Spanning the period from the 1870s through World War I, the newspapers provide unique insight into the German immigrant community in Philadelphia and the origins of German-American identity. At that time, first- and second-generation Germans comprised as much as 12% of the city’s population. The papers are an essential source of information about the community’s social, cultural, political, economic, and labor relations, as well as about changes to its ethnic identity over time and through crisis. To maintain a German identity in a new country and, later, to create a new and distinctly hyphenated German-American identity, immigrants created institutions such as cultural organizations, unions, holidays, and memorial events.

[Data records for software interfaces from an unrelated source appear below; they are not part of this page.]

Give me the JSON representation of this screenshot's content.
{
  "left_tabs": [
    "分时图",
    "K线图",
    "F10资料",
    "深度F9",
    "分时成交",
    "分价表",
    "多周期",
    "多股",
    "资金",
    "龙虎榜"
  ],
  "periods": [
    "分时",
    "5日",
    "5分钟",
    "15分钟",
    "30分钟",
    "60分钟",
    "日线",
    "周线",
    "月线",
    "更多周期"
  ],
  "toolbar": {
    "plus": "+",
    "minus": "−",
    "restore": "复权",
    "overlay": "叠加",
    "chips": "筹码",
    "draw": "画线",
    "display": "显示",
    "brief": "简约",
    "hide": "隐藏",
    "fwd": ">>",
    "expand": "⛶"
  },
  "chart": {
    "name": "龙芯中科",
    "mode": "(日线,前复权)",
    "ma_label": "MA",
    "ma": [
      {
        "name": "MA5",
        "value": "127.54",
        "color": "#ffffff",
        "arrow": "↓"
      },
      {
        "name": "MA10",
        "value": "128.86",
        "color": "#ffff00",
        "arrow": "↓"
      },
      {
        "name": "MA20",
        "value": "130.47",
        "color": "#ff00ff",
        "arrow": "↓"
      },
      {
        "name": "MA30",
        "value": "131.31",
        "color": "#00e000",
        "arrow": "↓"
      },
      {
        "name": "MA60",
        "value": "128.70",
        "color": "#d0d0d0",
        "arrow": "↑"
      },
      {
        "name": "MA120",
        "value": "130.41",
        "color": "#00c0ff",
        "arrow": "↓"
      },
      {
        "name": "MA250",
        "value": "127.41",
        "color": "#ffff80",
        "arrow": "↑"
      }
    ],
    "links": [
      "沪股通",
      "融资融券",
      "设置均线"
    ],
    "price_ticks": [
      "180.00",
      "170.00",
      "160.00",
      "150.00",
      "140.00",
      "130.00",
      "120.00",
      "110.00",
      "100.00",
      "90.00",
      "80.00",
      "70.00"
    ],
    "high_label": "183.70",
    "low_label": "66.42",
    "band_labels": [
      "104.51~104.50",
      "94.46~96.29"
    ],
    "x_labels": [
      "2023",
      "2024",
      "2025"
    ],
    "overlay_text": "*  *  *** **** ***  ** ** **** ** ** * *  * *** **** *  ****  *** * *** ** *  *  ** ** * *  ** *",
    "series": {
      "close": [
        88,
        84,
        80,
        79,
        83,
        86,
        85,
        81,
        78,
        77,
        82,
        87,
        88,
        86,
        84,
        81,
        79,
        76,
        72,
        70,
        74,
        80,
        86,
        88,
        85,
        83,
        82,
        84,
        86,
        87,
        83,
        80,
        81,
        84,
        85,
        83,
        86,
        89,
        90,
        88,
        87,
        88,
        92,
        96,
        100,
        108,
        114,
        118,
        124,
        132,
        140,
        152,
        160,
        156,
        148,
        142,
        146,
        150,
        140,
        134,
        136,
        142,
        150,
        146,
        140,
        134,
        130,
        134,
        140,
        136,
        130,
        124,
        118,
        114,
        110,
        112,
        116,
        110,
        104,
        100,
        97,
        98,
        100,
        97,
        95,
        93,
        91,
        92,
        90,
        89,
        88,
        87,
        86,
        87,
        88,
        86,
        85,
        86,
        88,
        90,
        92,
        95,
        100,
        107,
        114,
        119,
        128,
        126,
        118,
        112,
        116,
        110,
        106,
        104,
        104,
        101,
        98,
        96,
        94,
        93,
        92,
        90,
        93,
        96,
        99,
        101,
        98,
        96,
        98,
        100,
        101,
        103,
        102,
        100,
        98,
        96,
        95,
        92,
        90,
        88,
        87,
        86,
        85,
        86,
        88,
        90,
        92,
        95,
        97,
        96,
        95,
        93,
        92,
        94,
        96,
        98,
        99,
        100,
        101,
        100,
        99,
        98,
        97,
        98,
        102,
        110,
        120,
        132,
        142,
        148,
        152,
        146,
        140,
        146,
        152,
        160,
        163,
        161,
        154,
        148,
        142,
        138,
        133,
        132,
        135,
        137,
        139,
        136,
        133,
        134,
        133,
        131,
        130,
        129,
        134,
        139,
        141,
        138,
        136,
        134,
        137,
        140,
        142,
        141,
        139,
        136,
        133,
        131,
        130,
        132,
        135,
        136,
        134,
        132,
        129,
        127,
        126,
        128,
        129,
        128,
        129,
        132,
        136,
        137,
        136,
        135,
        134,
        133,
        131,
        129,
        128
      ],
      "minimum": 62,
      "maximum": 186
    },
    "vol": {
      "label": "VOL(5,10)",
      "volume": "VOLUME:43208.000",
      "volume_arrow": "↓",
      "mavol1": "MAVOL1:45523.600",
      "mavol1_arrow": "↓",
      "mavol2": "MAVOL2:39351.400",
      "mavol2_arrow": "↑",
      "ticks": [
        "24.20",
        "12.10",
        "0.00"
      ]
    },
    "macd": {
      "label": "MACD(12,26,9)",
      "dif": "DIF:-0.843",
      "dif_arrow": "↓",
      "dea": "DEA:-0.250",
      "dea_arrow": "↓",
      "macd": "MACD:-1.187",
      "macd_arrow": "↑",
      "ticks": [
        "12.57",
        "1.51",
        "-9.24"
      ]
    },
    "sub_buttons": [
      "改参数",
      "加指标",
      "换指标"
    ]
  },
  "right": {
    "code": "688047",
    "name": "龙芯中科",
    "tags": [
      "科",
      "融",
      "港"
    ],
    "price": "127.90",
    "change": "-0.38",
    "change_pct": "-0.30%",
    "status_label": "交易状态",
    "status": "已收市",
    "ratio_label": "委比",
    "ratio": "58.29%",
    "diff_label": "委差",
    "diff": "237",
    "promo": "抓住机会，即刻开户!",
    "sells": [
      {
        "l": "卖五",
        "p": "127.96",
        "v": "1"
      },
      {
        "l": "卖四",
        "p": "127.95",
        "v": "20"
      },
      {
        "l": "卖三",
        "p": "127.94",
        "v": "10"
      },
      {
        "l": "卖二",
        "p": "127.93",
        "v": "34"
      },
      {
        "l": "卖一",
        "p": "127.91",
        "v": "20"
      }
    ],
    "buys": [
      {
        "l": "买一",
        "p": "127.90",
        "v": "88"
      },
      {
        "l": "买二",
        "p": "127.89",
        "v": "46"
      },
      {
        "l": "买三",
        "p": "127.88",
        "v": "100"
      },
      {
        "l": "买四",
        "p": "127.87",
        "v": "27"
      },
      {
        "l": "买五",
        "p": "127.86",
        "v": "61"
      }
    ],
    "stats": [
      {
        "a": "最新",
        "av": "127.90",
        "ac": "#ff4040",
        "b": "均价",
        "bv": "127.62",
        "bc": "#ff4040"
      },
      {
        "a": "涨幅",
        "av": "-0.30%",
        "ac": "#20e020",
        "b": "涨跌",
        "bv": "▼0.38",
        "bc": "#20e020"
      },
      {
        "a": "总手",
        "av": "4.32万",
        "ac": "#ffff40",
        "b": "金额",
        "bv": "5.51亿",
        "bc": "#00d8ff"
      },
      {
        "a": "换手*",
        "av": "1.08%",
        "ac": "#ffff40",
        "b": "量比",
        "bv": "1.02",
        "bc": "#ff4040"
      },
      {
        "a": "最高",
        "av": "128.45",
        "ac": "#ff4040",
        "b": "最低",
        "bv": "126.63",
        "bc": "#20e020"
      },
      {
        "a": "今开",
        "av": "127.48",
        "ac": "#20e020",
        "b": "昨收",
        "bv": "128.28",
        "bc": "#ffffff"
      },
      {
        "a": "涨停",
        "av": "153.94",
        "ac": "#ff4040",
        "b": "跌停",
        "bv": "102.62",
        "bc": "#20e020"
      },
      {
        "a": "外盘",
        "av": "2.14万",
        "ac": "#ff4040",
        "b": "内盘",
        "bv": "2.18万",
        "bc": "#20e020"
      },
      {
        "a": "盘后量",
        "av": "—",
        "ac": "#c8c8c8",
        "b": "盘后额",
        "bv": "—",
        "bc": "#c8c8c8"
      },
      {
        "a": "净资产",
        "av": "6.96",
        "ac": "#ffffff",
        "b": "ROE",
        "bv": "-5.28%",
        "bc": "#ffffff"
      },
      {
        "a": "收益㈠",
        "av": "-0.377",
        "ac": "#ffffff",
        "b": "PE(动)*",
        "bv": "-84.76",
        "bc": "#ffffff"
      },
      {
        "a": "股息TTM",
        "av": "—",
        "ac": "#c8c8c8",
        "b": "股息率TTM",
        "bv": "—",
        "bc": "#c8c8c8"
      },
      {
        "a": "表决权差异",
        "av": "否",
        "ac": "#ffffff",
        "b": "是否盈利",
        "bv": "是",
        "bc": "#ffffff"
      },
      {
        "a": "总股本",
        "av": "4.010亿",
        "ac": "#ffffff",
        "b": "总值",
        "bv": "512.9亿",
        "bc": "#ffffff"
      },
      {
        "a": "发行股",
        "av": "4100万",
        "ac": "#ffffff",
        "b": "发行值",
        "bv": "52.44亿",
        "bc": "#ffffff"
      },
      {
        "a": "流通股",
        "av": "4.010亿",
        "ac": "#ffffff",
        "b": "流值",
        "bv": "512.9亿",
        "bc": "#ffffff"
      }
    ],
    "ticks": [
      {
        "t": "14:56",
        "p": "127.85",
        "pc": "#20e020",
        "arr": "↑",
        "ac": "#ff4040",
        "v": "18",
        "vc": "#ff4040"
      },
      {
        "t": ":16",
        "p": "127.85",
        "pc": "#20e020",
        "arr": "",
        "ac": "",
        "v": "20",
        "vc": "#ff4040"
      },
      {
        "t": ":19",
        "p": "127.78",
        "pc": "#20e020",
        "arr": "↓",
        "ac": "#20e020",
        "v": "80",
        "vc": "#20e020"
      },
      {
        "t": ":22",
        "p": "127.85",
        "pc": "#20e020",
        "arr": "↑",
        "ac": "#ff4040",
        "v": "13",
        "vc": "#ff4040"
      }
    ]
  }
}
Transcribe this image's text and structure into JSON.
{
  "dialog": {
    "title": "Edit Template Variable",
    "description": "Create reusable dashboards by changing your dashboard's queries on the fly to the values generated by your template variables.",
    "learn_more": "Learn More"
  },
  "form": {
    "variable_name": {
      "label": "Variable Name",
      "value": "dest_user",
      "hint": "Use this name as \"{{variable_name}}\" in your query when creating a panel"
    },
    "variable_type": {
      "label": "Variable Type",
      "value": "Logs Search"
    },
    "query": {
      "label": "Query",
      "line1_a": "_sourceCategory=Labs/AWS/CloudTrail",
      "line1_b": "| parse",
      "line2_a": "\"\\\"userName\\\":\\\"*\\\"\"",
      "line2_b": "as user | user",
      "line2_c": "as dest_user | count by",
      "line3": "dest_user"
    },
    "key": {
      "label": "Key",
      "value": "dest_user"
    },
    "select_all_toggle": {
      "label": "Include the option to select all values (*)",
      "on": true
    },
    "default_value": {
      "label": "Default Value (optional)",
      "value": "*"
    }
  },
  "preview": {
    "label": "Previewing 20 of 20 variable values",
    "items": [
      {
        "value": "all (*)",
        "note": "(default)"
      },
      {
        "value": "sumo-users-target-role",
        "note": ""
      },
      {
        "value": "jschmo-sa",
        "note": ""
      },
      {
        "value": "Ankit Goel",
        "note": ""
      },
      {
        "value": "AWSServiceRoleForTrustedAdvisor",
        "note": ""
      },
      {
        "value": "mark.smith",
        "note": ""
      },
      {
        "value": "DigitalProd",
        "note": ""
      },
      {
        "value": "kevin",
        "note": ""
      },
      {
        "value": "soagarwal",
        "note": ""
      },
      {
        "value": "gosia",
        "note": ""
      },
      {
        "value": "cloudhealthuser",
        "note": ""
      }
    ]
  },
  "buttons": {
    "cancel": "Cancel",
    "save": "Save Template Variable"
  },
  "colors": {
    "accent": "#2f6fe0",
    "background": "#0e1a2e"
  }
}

One of the most effective of these was the establishment of a German-language press. Not only did this serve to preserve the culture and perpetuate the language, it was also a vehicle for publicizing efforts to unify German-Americans culturally and politically. Ultimately, with the advent of World War I, the later issues of the collection record the decline in efforts to ennoble German-American culture.
Highlights of the collection include the Philadelphia Demokrat (1877-1907), the oldest-running daily German-language newspaper in Philadelphia, and the Philadelphia freie Presse (1877-1887), both of which provide insight into the identity and lifestyle of the middle-class German immigrants to America, their primary readership. Also of note, the Philadelphia Tageblatt (1879-1918) was an official organ of the German Social Democratic Workingmen’s Party and one of the most important German socialist publications in the country.
Much of the collection represents the last known copies extant in the world. To both preserve this extraordinary treasure for posterity and to make it broadly accessible to the public, the Penn Libraries plans to digitize the newspapers beginning in 2016. Title-level records are now available in the Libraries’ catalog, Franklin. The newspapers are available for viewing in the Kislak Center Reading Room upon request.
Please contact Brigitte Burris (email@example.com), Librarian for Germanic Languages & Literatures, with inquiries about the collection.